HELP!! Mother rabbit abandoned her babies
My momma doe had her first litter after her 3rd time being bred!! She ate half the first one when I found her, 4 left and I saw her eating another tonight and I look in her box to check on the other babies and there were only 2 instead of 4 so she ate one :( I picked her up and she is full of milk but the babies are kinda cold (not too bad) so I have them in a box getting warm in the house!! We have newborn puppies that have to be fed every 2 hours should I make momma feed the bunnies too?? Help, I never had this happen. I need to know what to do ASAP.
***** Karen Sez *****
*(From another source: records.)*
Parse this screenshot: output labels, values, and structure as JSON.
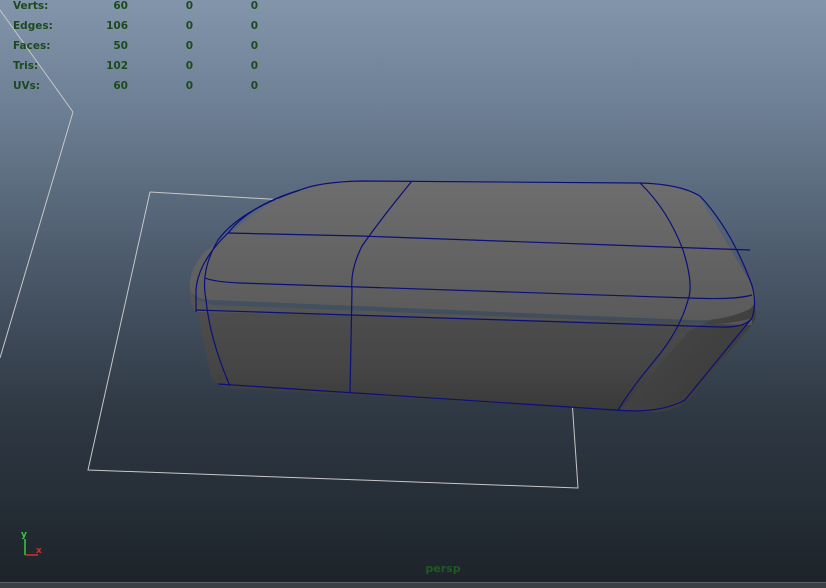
{
  "hud": {
    "rows": [
      {
        "label": "Verts:",
        "v1": "60",
        "v2": "0",
        "v3": "0"
      },
      {
        "label": "Edges:",
        "v1": "106",
        "v2": "0",
        "v3": "0"
      },
      {
        "label": "Faces:",
        "v1": "50",
        "v2": "0",
        "v3": "0"
      },
      {
        "label": "Tris:",
        "v1": "102",
        "v2": "0",
        "v3": "0"
      },
      {
        "label": "UVs:",
        "v1": "60",
        "v2": "0",
        "v3": "0"
      }
    ]
  },
  "axis": {
    "y_label": "y",
    "x_label": "x",
    "y_color": "#3cc83c",
    "x_color": "#d23030"
  },
  "camera": {
    "name": "persp"
  },
  "colors": {
    "wire": "#0b0f7a",
    "hud_text": "#1d4a1d",
    "grid": "#c8c8c8"
  }
}
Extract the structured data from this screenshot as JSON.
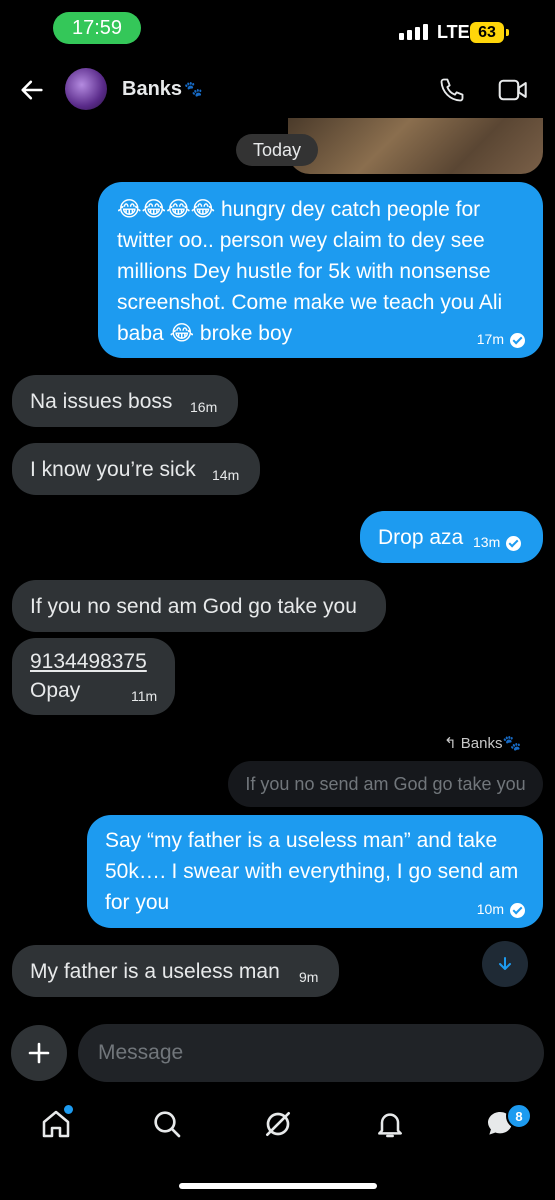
{
  "status_bar": {
    "time": "17:59",
    "network": "LTE",
    "battery": "63"
  },
  "header": {
    "contact_name": "Banks",
    "contact_emoji": "🐾"
  },
  "date_divider": "Today",
  "messages": [
    {
      "dir": "out",
      "text": "😂😂😂😂 hungry dey catch people for twitter oo.. person wey claim to dey see millions Dey hustle for 5k with nonsense screenshot. Come make we teach you Ali baba 😂 broke boy",
      "time": "17m"
    },
    {
      "dir": "in",
      "text": "Na issues  boss",
      "time": "16m"
    },
    {
      "dir": "in",
      "text": "I know you’re sick",
      "time": "14m"
    },
    {
      "dir": "out",
      "text": "Drop aza",
      "time": "13m"
    },
    {
      "dir": "in",
      "text": "If you no send am God go take you",
      "time": ""
    },
    {
      "dir": "in",
      "line1": "9134498375",
      "line2": "Opay",
      "time": "11m"
    },
    {
      "dir": "out",
      "text": "Say  “my father is a useless man” and take 50k…. I swear with everything, I go send am for you",
      "time": "10m"
    },
    {
      "dir": "in",
      "text": "My father is a useless man",
      "time": "9m"
    }
  ],
  "reply_ref": {
    "label": "Banks",
    "label_emoji": "🐾",
    "quote": "If you no send am God go take you"
  },
  "composer": {
    "placeholder": "Message"
  },
  "tabbar": {
    "messages_badge": "8"
  },
  "colors": {
    "accent": "#1d9bf0",
    "incoming_bubble": "#2f3336",
    "background": "#000000"
  }
}
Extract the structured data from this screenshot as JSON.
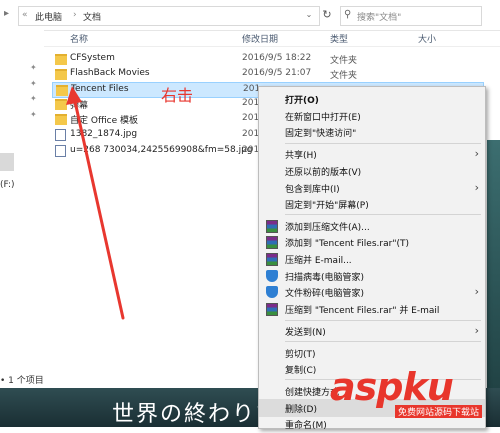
{
  "address": {
    "nav_glyph": "▸",
    "crumbs": [
      "«",
      "此电脑",
      "›",
      "文档"
    ],
    "dropdown_glyph": "⌄",
    "refresh_glyph": "↻"
  },
  "search": {
    "icon": "search-icon",
    "placeholder": "搜索\"文档\""
  },
  "left_pane": {
    "drive_label": "(F:)",
    "status": "• 1 个项目"
  },
  "columns": {
    "name": "名称",
    "modified": "修改日期",
    "type": "类型",
    "size": "大小"
  },
  "files": [
    {
      "name": "CFSystem",
      "modified": "2016/9/5 18:22",
      "type": "文件夹",
      "kind": "folder"
    },
    {
      "name": "FlashBack Movies",
      "modified": "2016/9/5 21:07",
      "type": "文件夹",
      "kind": "folder"
    },
    {
      "name": "Tencent Files",
      "modified": "201",
      "type": "",
      "kind": "folder",
      "selected": true
    },
    {
      "name": "弹幕",
      "modified": "201",
      "type": "",
      "kind": "folder"
    },
    {
      "name": "自定 Office 模板",
      "modified": "201",
      "type": "",
      "kind": "folder"
    },
    {
      "name": "1382_1874.jpg",
      "modified": "201",
      "type": "",
      "kind": "file"
    },
    {
      "name": "u=268 730034,2425569908&fm=58.jpg",
      "modified": "201",
      "type": "",
      "kind": "file"
    }
  ],
  "annotation": {
    "text": "右击",
    "color": "#e8372f"
  },
  "context_menu": {
    "items": [
      {
        "label": "打开(O)",
        "bold": true
      },
      {
        "label": "在新窗口中打开(E)"
      },
      {
        "label": "固定到\"快速访问\""
      },
      {
        "separator": true
      },
      {
        "label": "共享(H)",
        "submenu": true
      },
      {
        "label": "还原以前的版本(V)"
      },
      {
        "label": "包含到库中(I)",
        "submenu": true
      },
      {
        "label": "固定到\"开始\"屏幕(P)"
      },
      {
        "separator": true
      },
      {
        "label": "添加到压缩文件(A)...",
        "icon": "rar"
      },
      {
        "label": "添加到 \"Tencent Files.rar\"(T)",
        "icon": "rar"
      },
      {
        "label": "压缩并 E-mail...",
        "icon": "rar"
      },
      {
        "label": "扫描病毒(电脑管家)",
        "icon": "shield"
      },
      {
        "label": "文件粉碎(电脑管家)",
        "icon": "shield",
        "submenu": true
      },
      {
        "label": "压缩到 \"Tencent Files.rar\" 并 E-mail",
        "icon": "rar"
      },
      {
        "separator": true
      },
      {
        "label": "发送到(N)",
        "submenu": true
      },
      {
        "separator": true
      },
      {
        "label": "剪切(T)"
      },
      {
        "label": "复制(C)"
      },
      {
        "separator": true
      },
      {
        "label": "创建快捷方式"
      },
      {
        "label": "删除(D)",
        "highlighted": true
      },
      {
        "label": "重命名(M)"
      }
    ]
  },
  "overlay": {
    "subtitle": "世界の終わりで",
    "watermark": "aspku",
    "watermark_sub": "免费网站源码下载站"
  },
  "colors": {
    "selection": "#cce8ff",
    "menu_bg": "#f2f2f2",
    "accent_red": "#e8362c"
  }
}
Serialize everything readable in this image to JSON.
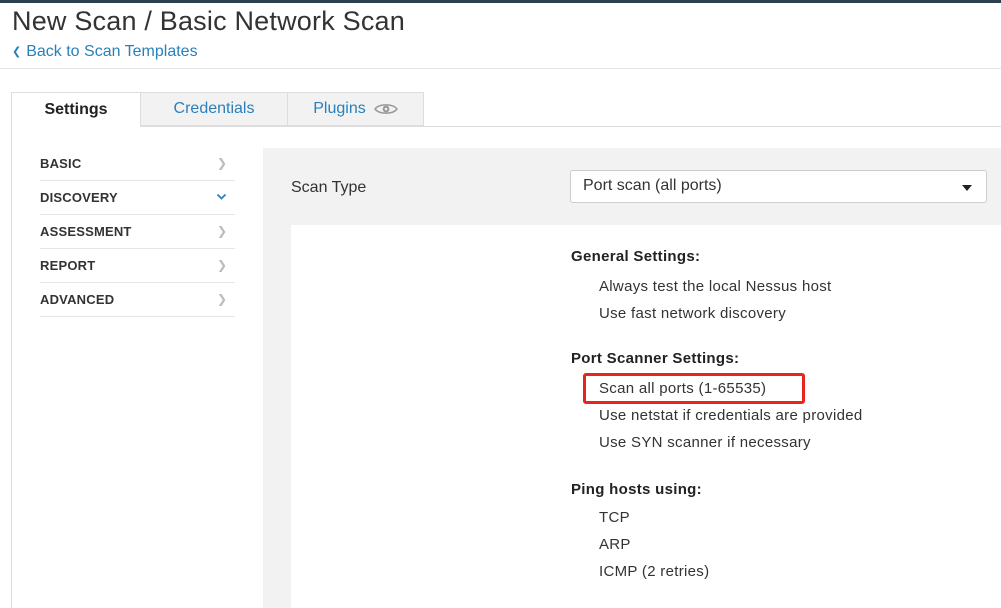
{
  "header": {
    "title": "New Scan / Basic Network Scan",
    "back_link": "Back to Scan Templates"
  },
  "tabs": [
    {
      "label": "Settings",
      "active": true
    },
    {
      "label": "Credentials",
      "active": false
    },
    {
      "label": "Plugins",
      "active": false,
      "icon": "eye-icon"
    }
  ],
  "sidebar": {
    "items": [
      {
        "label": "BASIC",
        "icon": "chevron-right-icon"
      },
      {
        "label": "DISCOVERY",
        "icon": "chevron-down-icon",
        "active": true
      },
      {
        "label": "ASSESSMENT",
        "icon": "chevron-right-icon"
      },
      {
        "label": "REPORT",
        "icon": "chevron-right-icon"
      },
      {
        "label": "ADVANCED",
        "icon": "chevron-right-icon"
      }
    ]
  },
  "main": {
    "scan_type_label": "Scan Type",
    "scan_type_value": "Port scan (all ports)",
    "sections": [
      {
        "title": "General Settings:",
        "items": [
          "Always test the local Nessus host",
          "Use fast network discovery"
        ]
      },
      {
        "title": "Port Scanner Settings:",
        "items": [
          "Scan all ports (1-65535)",
          "Use netstat if credentials are provided",
          "Use SYN scanner if necessary"
        ]
      },
      {
        "title": "Ping hosts using:",
        "items": [
          "TCP",
          "ARP",
          "ICMP (2 retries)"
        ]
      }
    ]
  },
  "colors": {
    "link": "#2a80b9",
    "highlight_border": "#e8251d",
    "content_bg": "#f2f2f2"
  }
}
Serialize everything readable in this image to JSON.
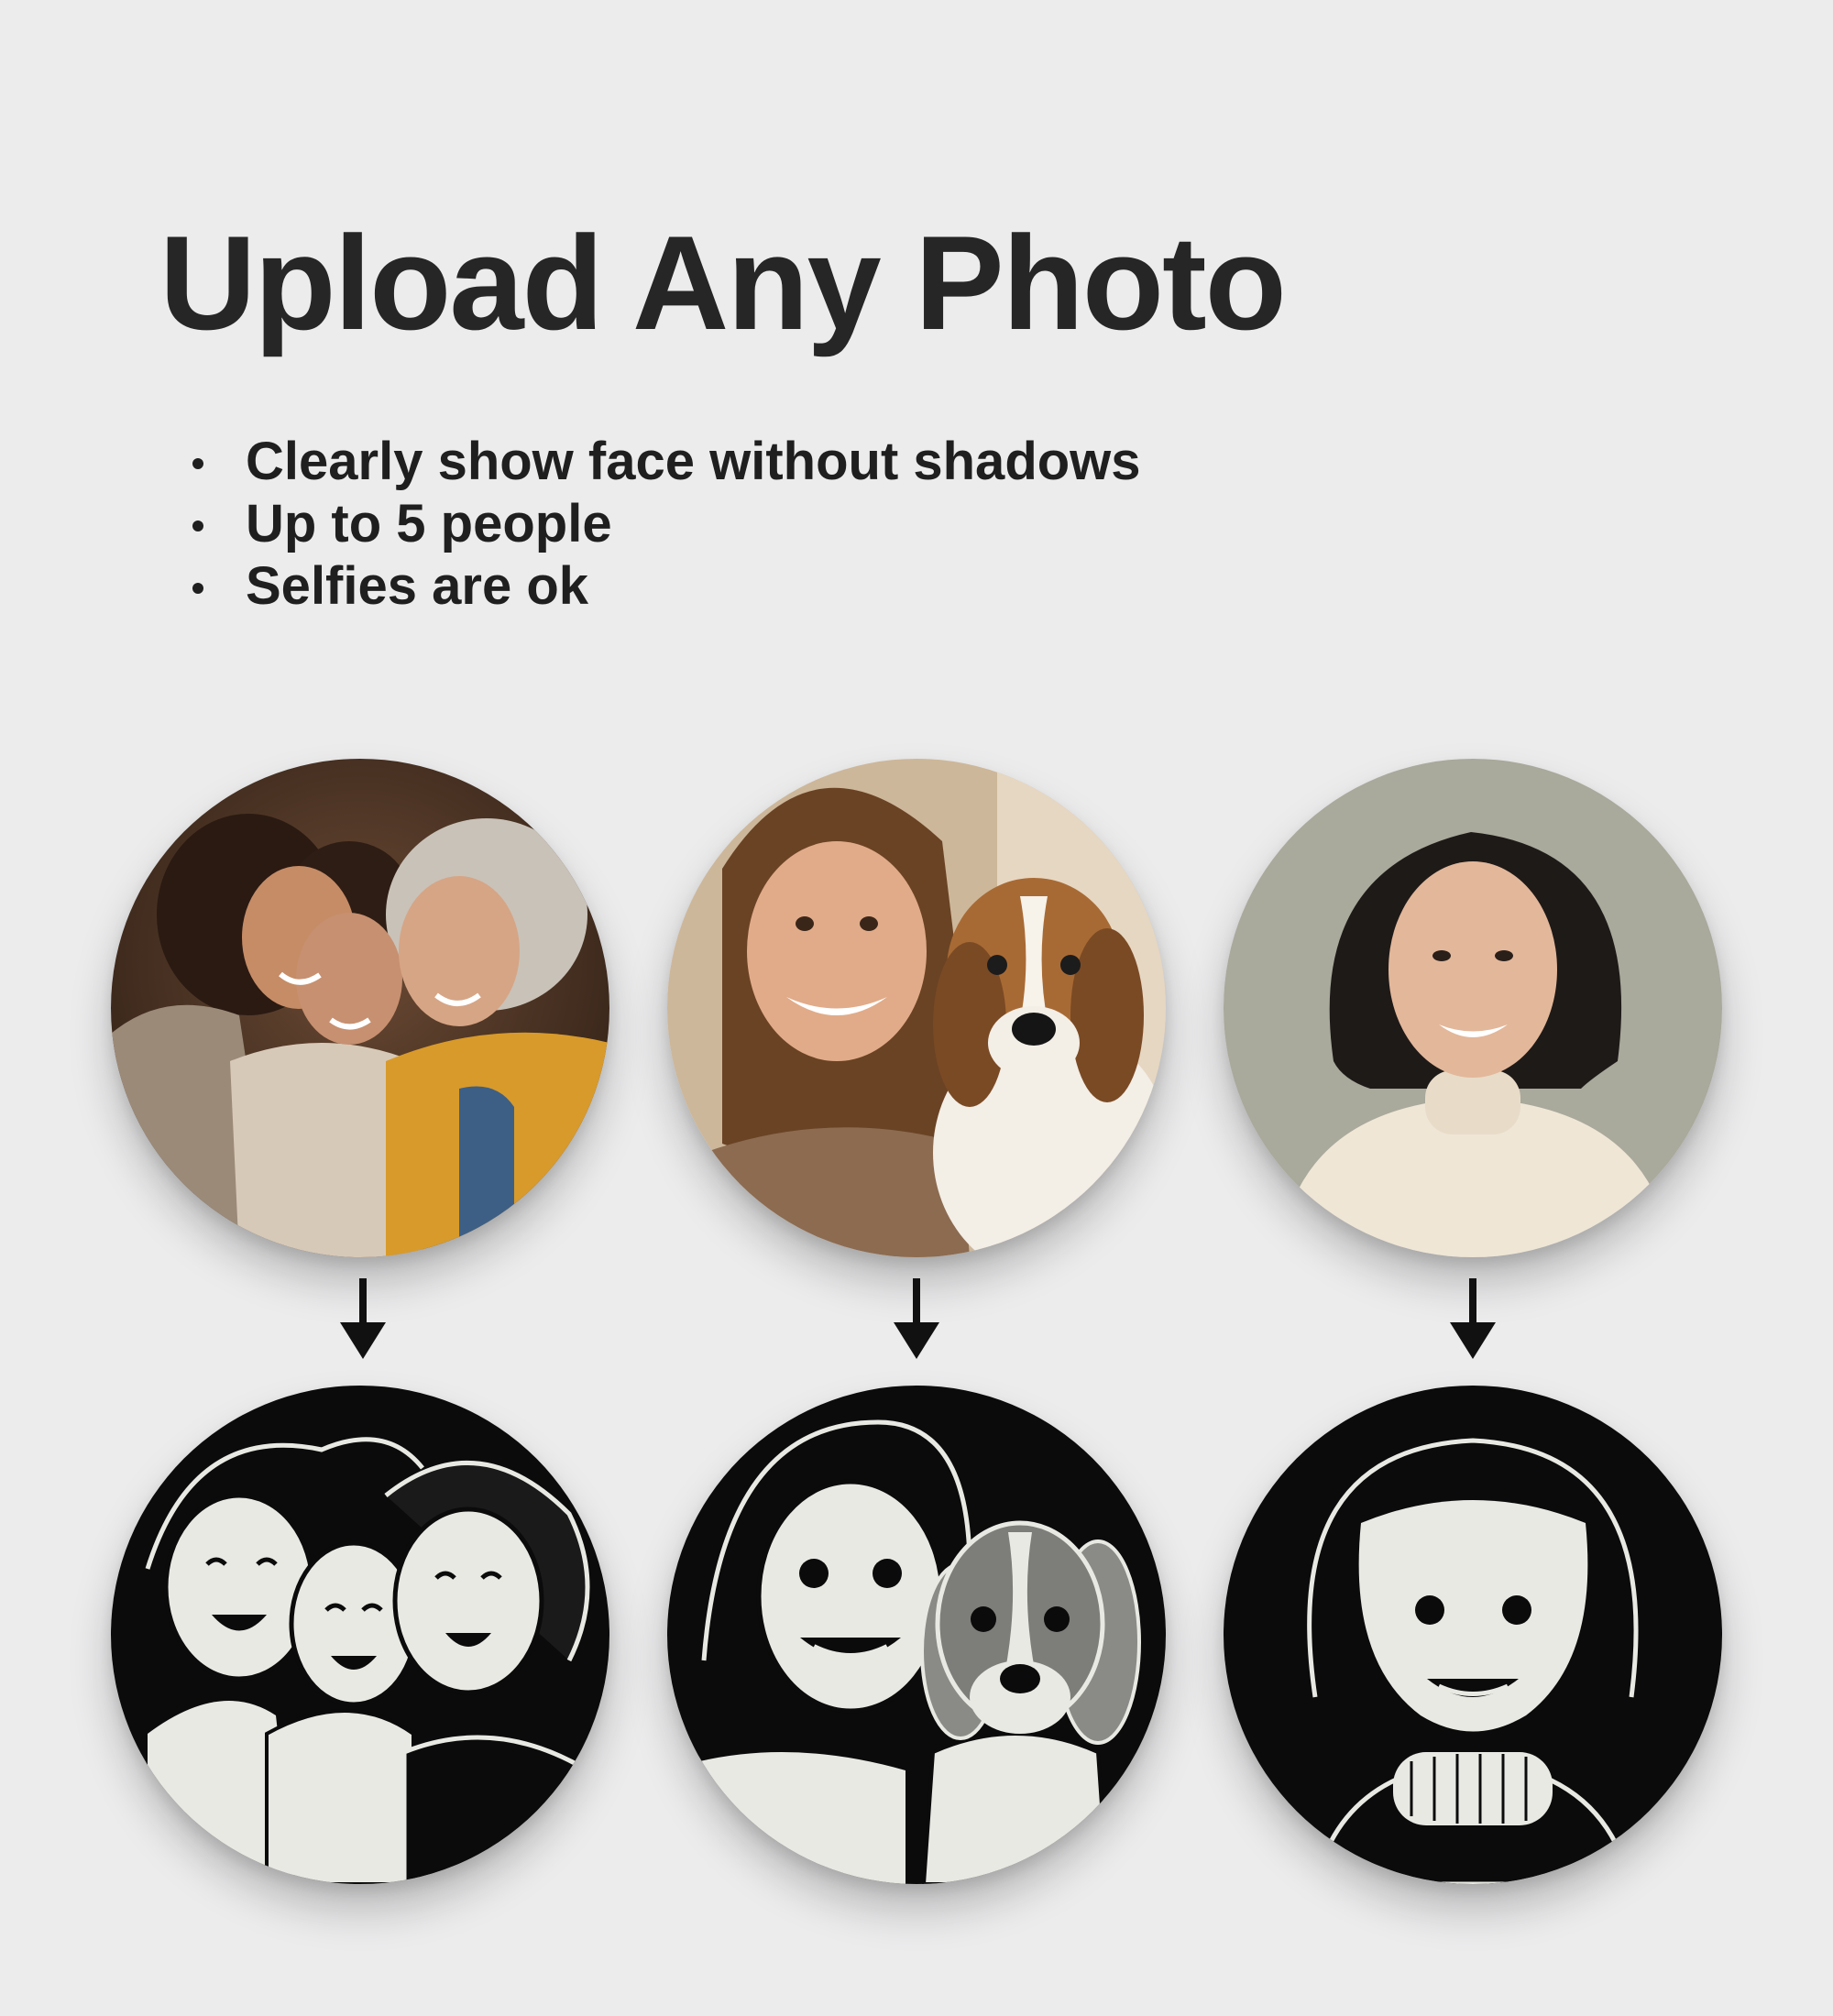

Ugh, I'm sorry. Your doe has indeed rejected her litter, and I'm not sure the reason, whether she did not have a proper nest box and nesting materials, or if it was the presence of the dog and the puppies, or other predators she can smell, like a rat or mouse smell in a dusty nestbox, or what. Some does lack any maternal instinct whatsoever due to inbreeding, or simply the (bad) luck of the draw. Your doe might not know how to mother. What do you think the reason could be?
What to do at this point: the doe needs to be completely relieved of her kit-privileges, except for feeding. Does only feed their kits once or twice a day. But in your case, I think you could take the kits to her for feeding 2-3 times a day. Put her on her back in your lap and give each kit, one at a time, a crack at each teat. In 5-10 minutes their bellies should be round.
Alternatively, you might try placing her in the nest box with her kits. She may allow them to nurse without much prompting. A big IF, possibly. Don't let her hurt the kits while feeding them. Bottle-feeding the kits will be the only other way to preserve their lives if they cannot nurse from the doe or she seems to be threatening to harm them. Unfortunately, bottle-feeding is associated with a close-to-90% kit death rate if Benebac or cecotropes are not also administered. Do your homework.
If you can successfully fix the reason the doe failed to mother the litter, your doe might be worth giving one more chance at a litter. If you feel she isn't genetically fit as a maternal doe, then keep her as a pet or consign her to freezer camp. It really is your call.
It'd be nice if you could let us know how it goes by replying to this post. Perhaps getting the whole story will help others learn about rabbit care as well.
Best of luck.